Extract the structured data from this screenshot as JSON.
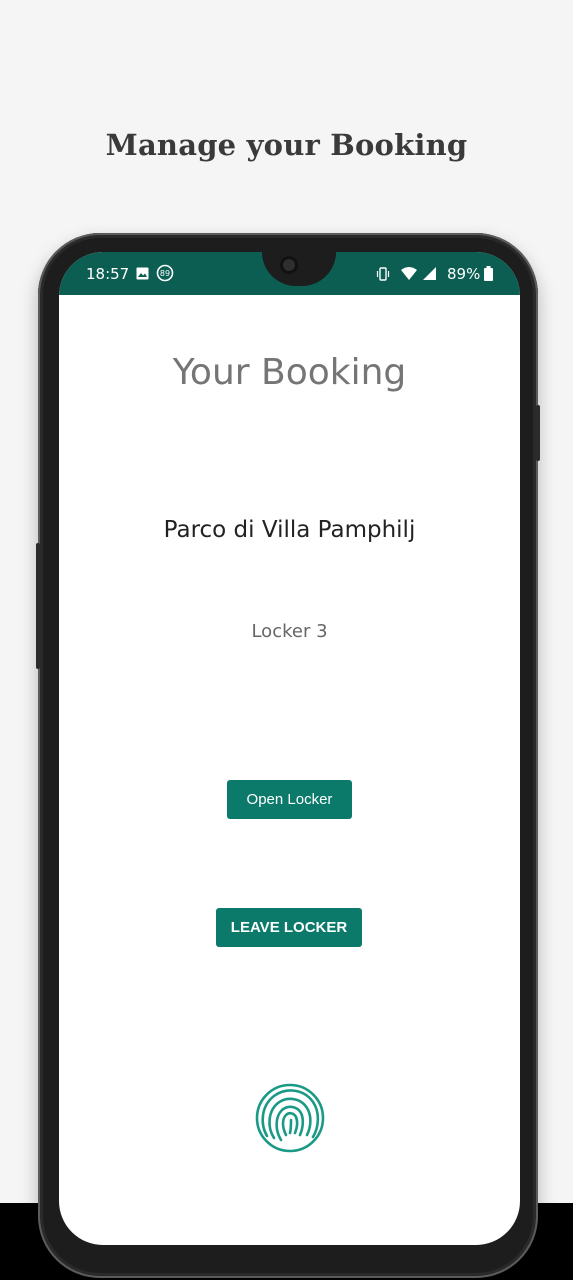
{
  "header": {
    "title": "Manage your Booking"
  },
  "status_bar": {
    "time": "18:57",
    "badge": "89",
    "battery": "89%"
  },
  "screen": {
    "title": "Your Booking",
    "location": "Parco di Villa Pamphilj",
    "locker": "Locker 3",
    "open_button": "Open Locker",
    "leave_button": "LEAVE LOCKER"
  },
  "colors": {
    "accent": "#0b7a6b",
    "status_bar": "#0b5e51",
    "fingerprint": "#1a9a86"
  },
  "icons": [
    "image-icon",
    "notification-badge-icon",
    "vibrate-icon",
    "wifi-icon",
    "signal-icon",
    "battery-icon",
    "fingerprint-icon"
  ]
}
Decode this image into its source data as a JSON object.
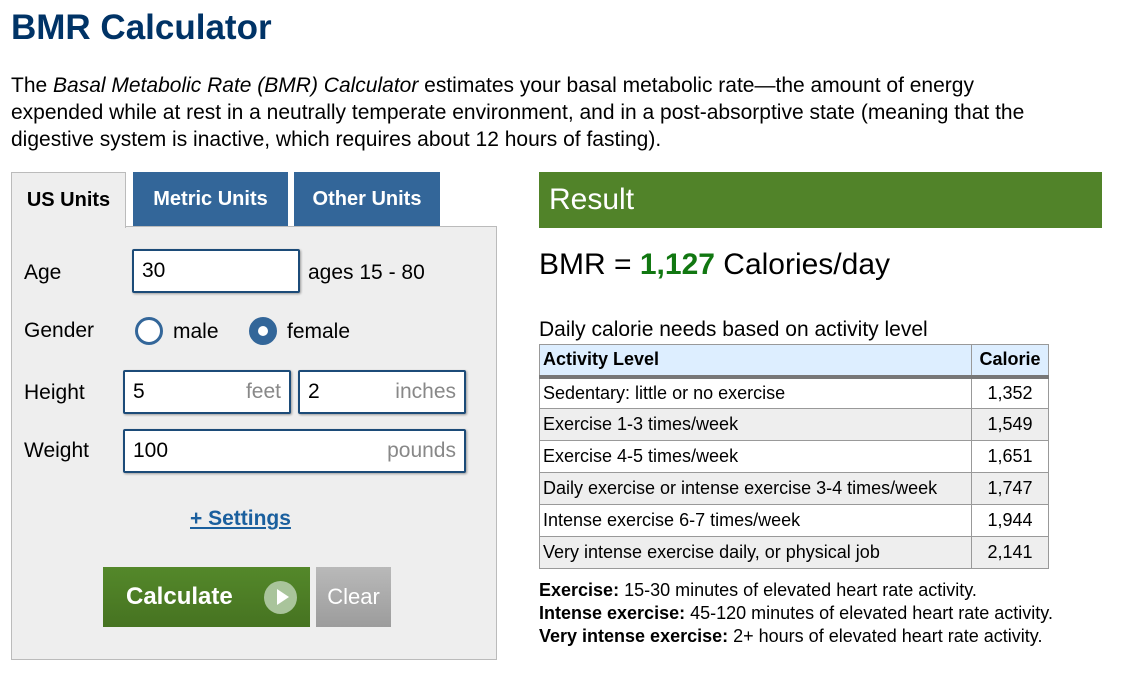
{
  "page": {
    "title": "BMR Calculator",
    "intro": {
      "prefix": "The ",
      "italic": "Basal Metabolic Rate (BMR) Calculator",
      "suffix": " estimates your basal metabolic rate—the amount of energy expended while at rest in a neutrally temperate environment, and in a post-absorptive state (meaning that the digestive system is inactive, which requires about 12 hours of fasting)."
    }
  },
  "tabs": [
    {
      "label": "US Units",
      "active": true
    },
    {
      "label": "Metric Units",
      "active": false
    },
    {
      "label": "Other Units",
      "active": false
    }
  ],
  "form": {
    "age": {
      "label": "Age",
      "value": "30",
      "hint": "ages 15 - 80"
    },
    "gender": {
      "label": "Gender",
      "options": [
        {
          "label": "male",
          "checked": false
        },
        {
          "label": "female",
          "checked": true
        }
      ]
    },
    "height": {
      "label": "Height",
      "feet_value": "5",
      "feet_unit": "feet",
      "inches_value": "2",
      "inches_unit": "inches"
    },
    "weight": {
      "label": "Weight",
      "value": "100",
      "unit": "pounds"
    },
    "settings_link": "+ Settings",
    "calculate_label": "Calculate",
    "clear_label": "Clear"
  },
  "result": {
    "header": "Result",
    "bmr_prefix": "BMR = ",
    "bmr_value": "1,127",
    "bmr_suffix": " Calories/day",
    "daily_title": "Daily calorie needs based on activity level",
    "table": {
      "headers": [
        "Activity Level",
        "Calorie"
      ],
      "rows": [
        {
          "activity": "Sedentary: little or no exercise",
          "calorie": "1,352"
        },
        {
          "activity": "Exercise 1-3 times/week",
          "calorie": "1,549"
        },
        {
          "activity": "Exercise 4-5 times/week",
          "calorie": "1,651"
        },
        {
          "activity": "Daily exercise or intense exercise 3-4 times/week",
          "calorie": "1,747"
        },
        {
          "activity": "Intense exercise 6-7 times/week",
          "calorie": "1,944"
        },
        {
          "activity": "Very intense exercise daily, or physical job",
          "calorie": "2,141"
        }
      ]
    },
    "notes": [
      {
        "term": "Exercise:",
        "text": " 15-30 minutes of elevated heart rate activity."
      },
      {
        "term": "Intense exercise:",
        "text": " 45-120 minutes of elevated heart rate activity."
      },
      {
        "term": "Very intense exercise:",
        "text": " 2+ hours of elevated heart rate activity."
      }
    ]
  },
  "colors": {
    "title": "#003366",
    "tab_inactive": "#336699",
    "result_header": "#518329",
    "bmr_value": "#117711",
    "calculate_button": "#4e7f26",
    "clear_button": "#aaaaaa",
    "link": "#1a5f9e"
  }
}
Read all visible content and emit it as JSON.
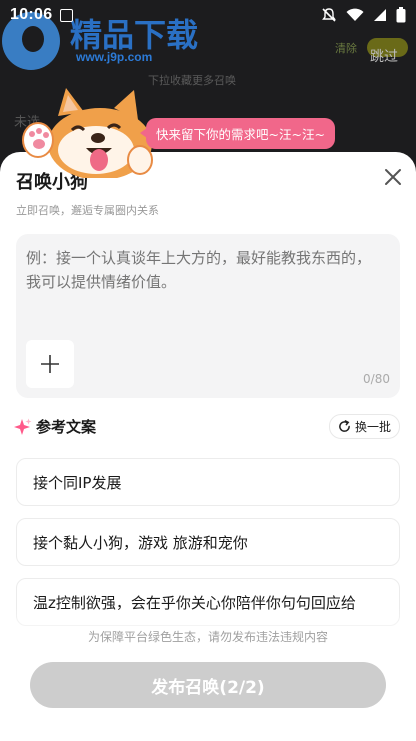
{
  "status_bar": {
    "time": "10:06"
  },
  "watermark": {
    "title": "精品下载",
    "url": "www.j9p.com"
  },
  "background": {
    "clear_label": "清除",
    "pill_label": "",
    "skip_label": "跳过",
    "hint": "下拉收藏更多召唤",
    "left_text": "未选"
  },
  "bubble_text": "快来留下你的需求吧~汪~汪~",
  "sheet": {
    "title": "召唤小狗",
    "subtitle": "立即召唤，邂逅专属圈内关系",
    "input": {
      "value": "",
      "placeholder": "例：接一个认真谈年上大方的，最好能教我东西的， 我可以提供情绪价值。",
      "counter": "0/80"
    },
    "reference": {
      "title": "参考文案",
      "refresh_label": "换一批",
      "items": [
        "接个同IP发展",
        "接个黏人小狗，游戏 旅游和宠你",
        "温z控制欲强，会在乎你关心你陪伴你句句回应给"
      ]
    },
    "notice": "为保障平台绿色生态，请勿发布违法违规内容",
    "publish_label": "发布召唤(2/2)"
  },
  "colors": {
    "accent_pink": "#f1678a",
    "button_disabled": "#cdcdcd",
    "sparkle": "#ff5a8a"
  }
}
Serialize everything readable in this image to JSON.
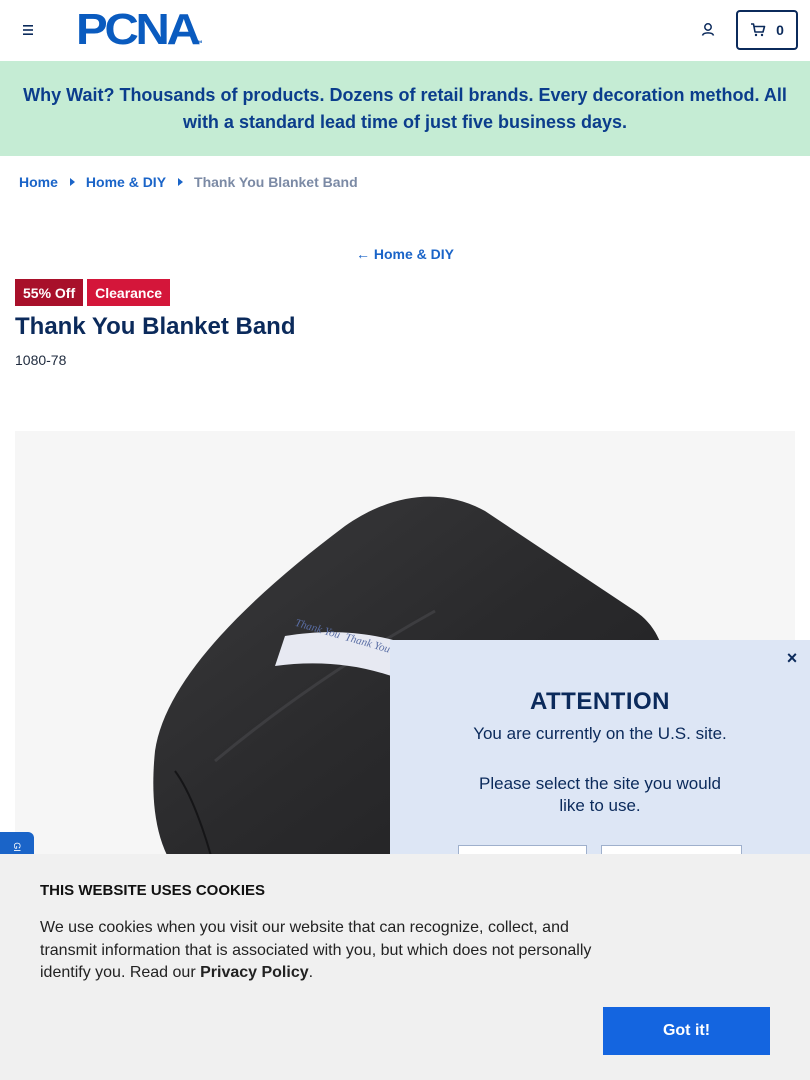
{
  "header": {
    "logo_text": "PCNA",
    "logo_tm": "™",
    "cart_count": "0"
  },
  "promo": {
    "text": "Why Wait? Thousands of products. Dozens of retail brands. Every decoration method. All with a standard lead time of just five business days."
  },
  "breadcrumb": {
    "items": [
      {
        "label": "Home"
      },
      {
        "label": "Home & DIY"
      }
    ],
    "current": "Thank You Blanket Band"
  },
  "back_link": {
    "arrow": "←",
    "label": "Home & DIY"
  },
  "product": {
    "badges": [
      {
        "label": "55% Off",
        "color": "#a8102a"
      },
      {
        "label": "Clearance",
        "color": "#d4163a"
      }
    ],
    "title": "Thank You Blanket Band",
    "sku": "1080-78",
    "band_text": "Thank You  Thank You"
  },
  "side_tab": {
    "label": "GI"
  },
  "modal": {
    "close_glyph": "×",
    "title": "ATTENTION",
    "line1": "You are currently on the U.S. site.",
    "line2": "Please select the site you would like to use."
  },
  "cookie": {
    "title": "THIS WEBSITE USES COOKIES",
    "text_before": "We use cookies when you visit our website that can recognize, collect, and transmit information that is associated with you, but which does not personally identify you. Read our ",
    "link": "Privacy Policy",
    "text_after": ".",
    "button": "Got it!"
  },
  "colors": {
    "brand_blue": "#0a5bbf",
    "navy": "#0b2a5b",
    "promo_bg": "#c5ecd4",
    "cookie_button": "#1465e0"
  },
  "icons": {
    "menu": "hamburger-icon",
    "account": "user-icon",
    "cart": "cart-icon",
    "close": "close-icon",
    "back": "arrow-left-icon"
  }
}
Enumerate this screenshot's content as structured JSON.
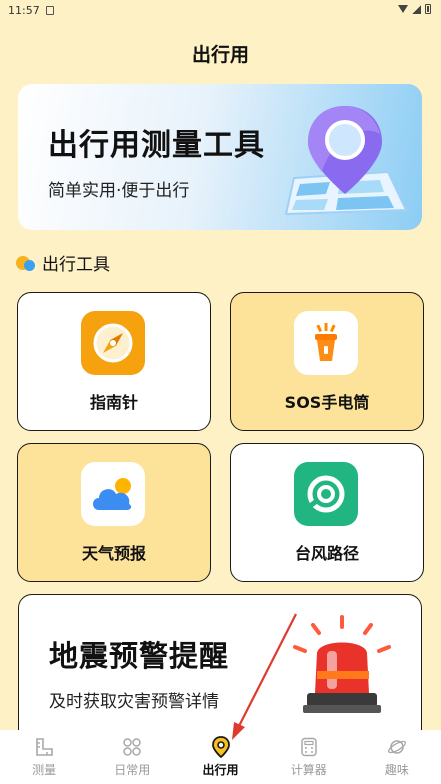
{
  "status_bar": {
    "time": "11:57"
  },
  "header": {
    "title": "出行用"
  },
  "banner": {
    "title": "出行用测量工具",
    "subtitle": "简单实用·便于出行",
    "icon": "map-pin-icon"
  },
  "section": {
    "label": "出行工具"
  },
  "tools": [
    {
      "label": "指南针",
      "icon": "compass-icon",
      "bg": "#ffffff"
    },
    {
      "label": "SOS手电筒",
      "icon": "flashlight-icon",
      "bg": "#fde39a"
    },
    {
      "label": "天气预报",
      "icon": "weather-icon",
      "bg": "#fde39a"
    },
    {
      "label": "台风路径",
      "icon": "typhoon-icon",
      "bg": "#ffffff"
    }
  ],
  "alert_card": {
    "title": "地震预警提醒",
    "subtitle": "及时获取灾害预警详情",
    "icon": "siren-icon"
  },
  "tabs": [
    {
      "label": "测量",
      "icon": "ruler-icon",
      "active": false
    },
    {
      "label": "日常用",
      "icon": "grid-icon",
      "active": false
    },
    {
      "label": "出行用",
      "icon": "location-icon",
      "active": true
    },
    {
      "label": "计算器",
      "icon": "calculator-icon",
      "active": false
    },
    {
      "label": "趣味",
      "icon": "planet-icon",
      "active": false
    }
  ],
  "colors": {
    "background": "#fdf1c5",
    "accent_yellow": "#fde39a",
    "arrow": "#e03a2f"
  }
}
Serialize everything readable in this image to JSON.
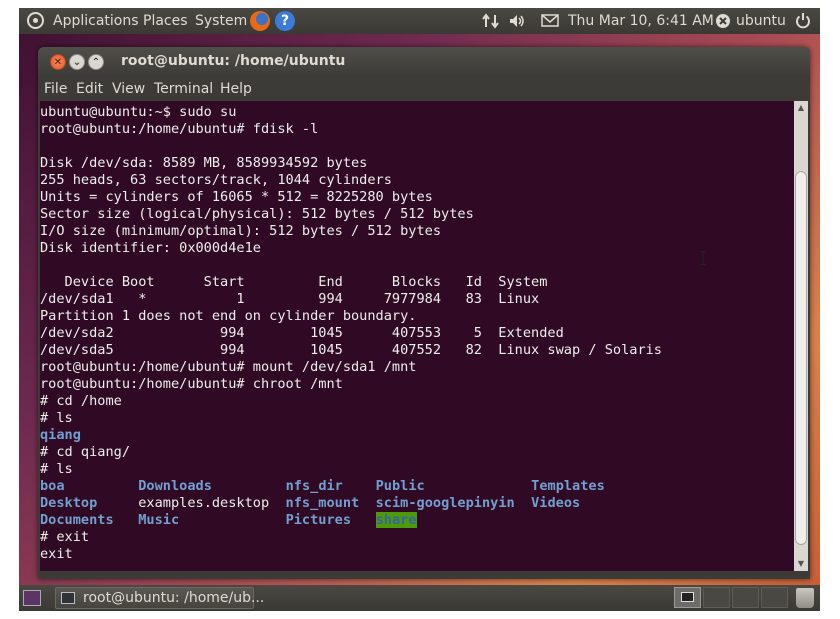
{
  "top_panel": {
    "applications": "Applications",
    "places": "Places",
    "system": "System",
    "datetime": "Thu Mar 10,  6:41 AM",
    "user": "ubuntu"
  },
  "window": {
    "title": "root@ubuntu: /home/ubuntu",
    "menu": [
      "File",
      "Edit",
      "View",
      "Terminal",
      "Help"
    ]
  },
  "terminal": {
    "lines_before": [
      "ubuntu@ubuntu:~$ sudo su",
      "root@ubuntu:/home/ubuntu# fdisk -l",
      "",
      "Disk /dev/sda: 8589 MB, 8589934592 bytes",
      "255 heads, 63 sectors/track, 1044 cylinders",
      "Units = cylinders of 16065 * 512 = 8225280 bytes",
      "Sector size (logical/physical): 512 bytes / 512 bytes",
      "I/O size (minimum/optimal): 512 bytes / 512 bytes",
      "Disk identifier: 0x000d4e1e",
      "",
      "   Device Boot      Start         End      Blocks   Id  System",
      "/dev/sda1   *           1         994     7977984   83  Linux",
      "Partition 1 does not end on cylinder boundary.",
      "/dev/sda2             994        1045      407553    5  Extended",
      "/dev/sda5             994        1045      407552   82  Linux swap / Solaris",
      "root@ubuntu:/home/ubuntu# mount /dev/sda1 /mnt",
      "root@ubuntu:/home/ubuntu# chroot /mnt",
      "# cd /home",
      "# ls"
    ],
    "ls_home": "qiang",
    "lines_mid": [
      "# cd qiang/",
      "# ls"
    ],
    "ls_row1": [
      "boa",
      "Downloads",
      "nfs_dir",
      "Public",
      "Templates"
    ],
    "ls_row2": [
      "Desktop",
      "examples.desktop",
      "nfs_mount",
      "scim-googlepinyin",
      "Videos"
    ],
    "ls_row3": [
      "Documents",
      "Music",
      "Pictures",
      "share"
    ],
    "lines_after": [
      "# exit",
      "exit"
    ]
  },
  "bottom_panel": {
    "task_label": "root@ubuntu: /home/ub..."
  },
  "icons": {
    "ubuntu_logo": "ubuntu-logo-icon",
    "firefox": "firefox-icon",
    "help": "help-icon",
    "network": "network-icon",
    "volume": "volume-icon",
    "mail": "mail-icon",
    "user": "user-icon",
    "power": "power-icon",
    "terminal": "terminal-icon",
    "trash": "trash-icon"
  },
  "colors": {
    "terminal_bg": "#300a24",
    "terminal_fg": "#eeeeec",
    "dir_blue": "#729fcf",
    "highlight_green": "#4e9a06"
  }
}
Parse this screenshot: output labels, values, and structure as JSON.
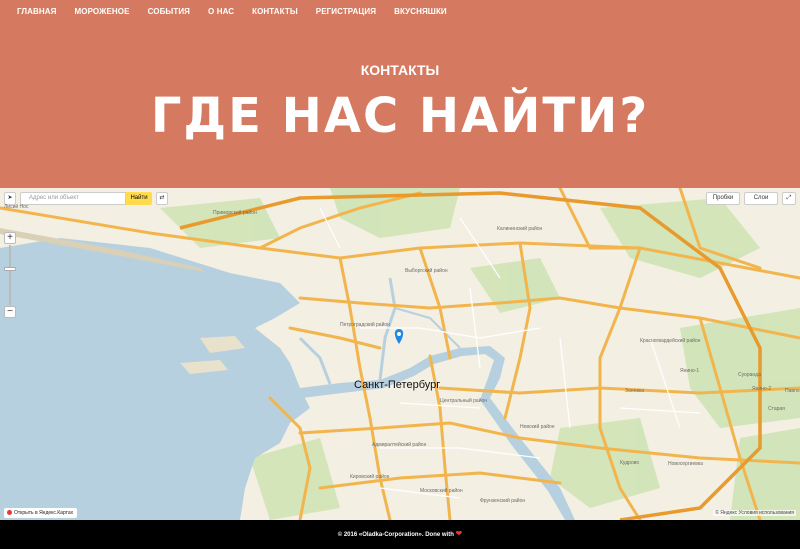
{
  "nav": {
    "items": [
      "ГЛАВНАЯ",
      "МОРОЖЕНОЕ",
      "СОБЫТИЯ",
      "О НАС",
      "КОНТАКТЫ",
      "РЕГИСТРАЦИЯ",
      "ВКУСНЯШКИ"
    ]
  },
  "hero": {
    "kicker": "КОНТАКТЫ",
    "title": "ГДЕ НАС НАЙТИ?"
  },
  "map": {
    "search_placeholder": "Адрес или объект",
    "search_button": "Найти",
    "traffic_label": "Пробки",
    "layers_label": "Слои",
    "city_label": "Санкт-Петербург",
    "open_link": "Открыть в Яндекс.Картах",
    "copyright": "© Яндекс Условия использования",
    "labels": {
      "lisiy_nos": "Лисий Нос",
      "petrogradskiy": "Петроградский район",
      "kalininskiy": "Калининский район",
      "primorskiy": "Приморский район",
      "krasnogvardeyskiy": "Красногвардейский район",
      "vyborgskiy": "Выборгский район",
      "kirovskiy": "Кировский район",
      "frunzenskiy": "Фрунзенский район",
      "kupchino": "Купчино",
      "kudrovo": "Кудрово",
      "novosergievka": "Новосергиевка",
      "yanino1": "Янино-1",
      "yanino2": "Янино-2",
      "zanevka": "Заневка",
      "sorinda": "Суоранда",
      "staraya": "Старая",
      "pavlovo": "Павло",
      "admiralteyskiy": "Адмиралтейский район",
      "moskovskiy": "Московский район",
      "nevskiy": "Невский район",
      "centralniy": "Центральный район"
    }
  },
  "footer": {
    "text": "© 2016 «Oladka-Corporation». Done with",
    "heart": "❤"
  },
  "colors": {
    "header_bg": "#d57a60",
    "water": "#b7d0df",
    "roads": "#f2b54e",
    "land": "#f3efe2",
    "park": "#cfe3b5",
    "pin": "#1e88e5",
    "footer_bg": "#000000"
  }
}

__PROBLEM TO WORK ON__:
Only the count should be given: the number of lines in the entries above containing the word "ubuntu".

__ANSWER BOX__:
8